Activity
Only the text of the records, copied exactly, is wanted; no pictures.

[Stored data entries]
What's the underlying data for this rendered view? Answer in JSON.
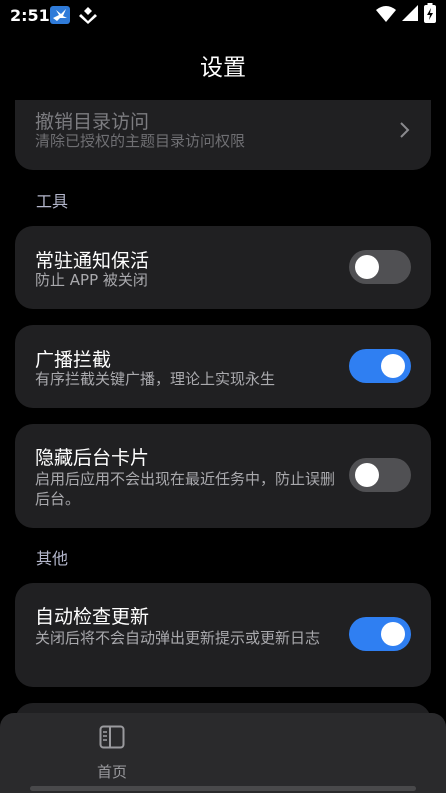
{
  "status_bar": {
    "time": "2:51"
  },
  "header": {
    "title": "设置"
  },
  "items": {
    "revoke": {
      "title": "撤销目录访问",
      "desc": "清除已授权的主题目录访问权限"
    },
    "keep_alive": {
      "title": "常驻通知保活",
      "desc": "防止 APP 被关闭",
      "enabled": false
    },
    "broadcast": {
      "title": "广播拦截",
      "desc": "有序拦截关键广播，理论上实现永生",
      "enabled": true
    },
    "hide_recents": {
      "title": "隐藏后台卡片",
      "desc": "启用后应用不会出现在最近任务中，防止误删后台。",
      "enabled": false
    },
    "auto_update": {
      "title": "自动检查更新",
      "desc": "关闭后将不会自动弹出更新提示或更新日志",
      "enabled": true
    }
  },
  "sections": {
    "tools": "工具",
    "other": "其他"
  },
  "bottom_nav": {
    "home_label": "首页"
  },
  "colors": {
    "background": "#000000",
    "card": "#202022",
    "accent": "#2f7ff2",
    "toggle_off": "#505053"
  },
  "icons": [
    "bird-notification-icon",
    "diamond-notification-icon",
    "wifi-icon",
    "cellular-signal-icon",
    "battery-charging-icon",
    "chevron-right-icon",
    "book-icon"
  ]
}
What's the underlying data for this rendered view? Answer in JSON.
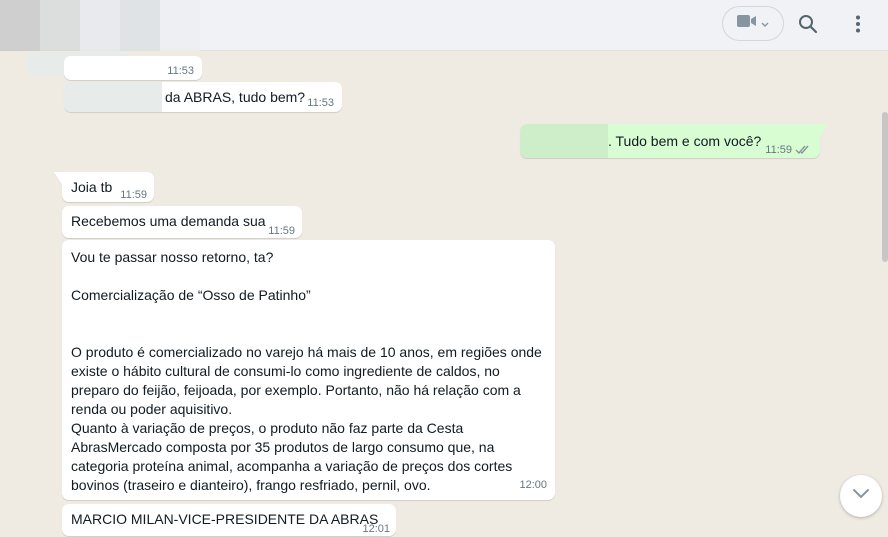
{
  "header": {
    "video_icon": "video-camera-icon",
    "search_icon": "search-icon",
    "menu_icon": "kebab-menu-icon"
  },
  "messages": [
    {
      "dir": "in",
      "text": "",
      "time": "11:53"
    },
    {
      "dir": "in",
      "text": "da ABRAS, tudo bem?",
      "time": "11:53"
    },
    {
      "dir": "out",
      "text": ". Tudo bem e com você?",
      "time": "11:59",
      "status": "read"
    },
    {
      "dir": "in",
      "text": "Joia tb",
      "time": "11:59"
    },
    {
      "dir": "in",
      "text": "Recebemos uma demanda sua",
      "time": "11:59"
    },
    {
      "dir": "in",
      "text": "Vou te passar nosso retorno, ta?\n\nComercialização de “Osso de Patinho”\n\n\nO produto é comercializado no varejo há mais de 10 anos, em regiões onde existe o hábito cultural de consumi-lo como ingrediente de caldos, no preparo do feijão, feijoada, por exemplo. Portanto, não há relação com a renda ou poder aquisitivo.\nQuanto à variação de preços, o produto não faz parte da Cesta AbrasMercado composta por 35 produtos de largo consumo que, na categoria proteína animal, acompanha a variação de preços dos cortes bovinos (traseiro e dianteiro), frango resfriado, pernil, ovo.",
      "time": "12:00"
    },
    {
      "dir": "in",
      "text": "MARCIO MILAN-VICE-PRESIDENTE DA ABRAS",
      "time": "12:01"
    }
  ],
  "colors": {
    "chat_bg": "#efeae2",
    "incoming": "#ffffff",
    "outgoing": "#d9fdd3",
    "read_ticks": "#53bdeb"
  }
}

Answer to the exercise
What's the underlying data for this rendered view? Answer in JSON.
{
  "status_bar": {
    "time": "2:51"
  },
  "header": {
    "title": "设置"
  },
  "items": {
    "revoke": {
      "title": "撤销目录访问",
      "desc": "清除已授权的主题目录访问权限"
    },
    "keep_alive": {
      "title": "常驻通知保活",
      "desc": "防止 APP 被关闭",
      "enabled": false
    },
    "broadcast": {
      "title": "广播拦截",
      "desc": "有序拦截关键广播，理论上实现永生",
      "enabled": true
    },
    "hide_recents": {
      "title": "隐藏后台卡片",
      "desc": "启用后应用不会出现在最近任务中，防止误删后台。",
      "enabled": false
    },
    "auto_update": {
      "title": "自动检查更新",
      "desc": "关闭后将不会自动弹出更新提示或更新日志",
      "enabled": true
    }
  },
  "sections": {
    "tools": "工具",
    "other": "其他"
  },
  "bottom_nav": {
    "home_label": "首页"
  },
  "colors": {
    "background": "#000000",
    "card": "#202022",
    "accent": "#2f7ff2",
    "toggle_off": "#505053"
  },
  "icons": [
    "bird-notification-icon",
    "diamond-notification-icon",
    "wifi-icon",
    "cellular-signal-icon",
    "battery-charging-icon",
    "chevron-right-icon",
    "book-icon"
  ]
}
What's the underlying data for this rendered view? Answer in JSON.
{
  "header": {
    "video_icon": "video-camera-icon",
    "search_icon": "search-icon",
    "menu_icon": "kebab-menu-icon"
  },
  "messages": [
    {
      "dir": "in",
      "text": "",
      "time": "11:53"
    },
    {
      "dir": "in",
      "text": "da ABRAS, tudo bem?",
      "time": "11:53"
    },
    {
      "dir": "out",
      "text": ". Tudo bem e com você?",
      "time": "11:59",
      "status": "read"
    },
    {
      "dir": "in",
      "text": "Joia tb",
      "time": "11:59"
    },
    {
      "dir": "in",
      "text": "Recebemos uma demanda sua",
      "time": "11:59"
    },
    {
      "dir": "in",
      "text": "Vou te passar nosso retorno, ta?\n\nComercialização de “Osso de Patinho”\n\n\nO produto é comercializado no varejo há mais de 10 anos, em regiões onde existe o hábito cultural de consumi-lo como ingrediente de caldos, no preparo do feijão, feijoada, por exemplo. Portanto, não há relação com a renda ou poder aquisitivo.\nQuanto à variação de preços, o produto não faz parte da Cesta AbrasMercado composta por 35 produtos de largo consumo que, na categoria proteína animal, acompanha a variação de preços dos cortes bovinos (traseiro e dianteiro), frango resfriado, pernil, ovo.",
      "time": "12:00"
    },
    {
      "dir": "in",
      "text": "MARCIO MILAN-VICE-PRESIDENTE DA ABRAS",
      "time": "12:01"
    }
  ],
  "colors": {
    "chat_bg": "#efeae2",
    "incoming": "#ffffff",
    "outgoing": "#d9fdd3",
    "read_ticks": "#53bdeb"
  }
}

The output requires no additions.